--- START ---

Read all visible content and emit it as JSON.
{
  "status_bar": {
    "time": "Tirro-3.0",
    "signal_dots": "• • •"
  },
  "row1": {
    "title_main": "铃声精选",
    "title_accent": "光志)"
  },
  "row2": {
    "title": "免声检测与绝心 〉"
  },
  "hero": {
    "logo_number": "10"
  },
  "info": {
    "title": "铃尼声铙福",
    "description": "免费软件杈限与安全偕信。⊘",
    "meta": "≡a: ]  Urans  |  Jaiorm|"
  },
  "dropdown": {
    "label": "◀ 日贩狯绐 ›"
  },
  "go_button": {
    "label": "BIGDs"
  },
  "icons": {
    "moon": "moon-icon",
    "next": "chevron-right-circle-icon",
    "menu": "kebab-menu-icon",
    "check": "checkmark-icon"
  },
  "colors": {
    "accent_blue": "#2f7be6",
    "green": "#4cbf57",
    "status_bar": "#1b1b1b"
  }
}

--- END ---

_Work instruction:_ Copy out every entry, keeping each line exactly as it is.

_Output of the exercise:_
Read all visible content and emit it as JSON.
{
  "status_bar": {
    "time": "Tirro-3.0",
    "signal_dots": "• • •"
  },
  "row1": {
    "title_main": "铃声精选",
    "title_accent": "光志)"
  },
  "row2": {
    "title": "免声检测与绝心 〉"
  },
  "hero": {
    "logo_number": "10"
  },
  "info": {
    "title": "铃尼声铙福",
    "description": "免费软件杈限与安全偕信。⊘",
    "meta": "≡a: ]  Urans  |  Jaiorm|"
  },
  "dropdown": {
    "label": "◀ 日贩狯绐 ›"
  },
  "go_button": {
    "label": "BIGDs"
  },
  "icons": {
    "moon": "moon-icon",
    "next": "chevron-right-circle-icon",
    "menu": "kebab-menu-icon",
    "check": "checkmark-icon"
  },
  "colors": {
    "accent_blue": "#2f7be6",
    "green": "#4cbf57",
    "status_bar": "#1b1b1b"
  }
}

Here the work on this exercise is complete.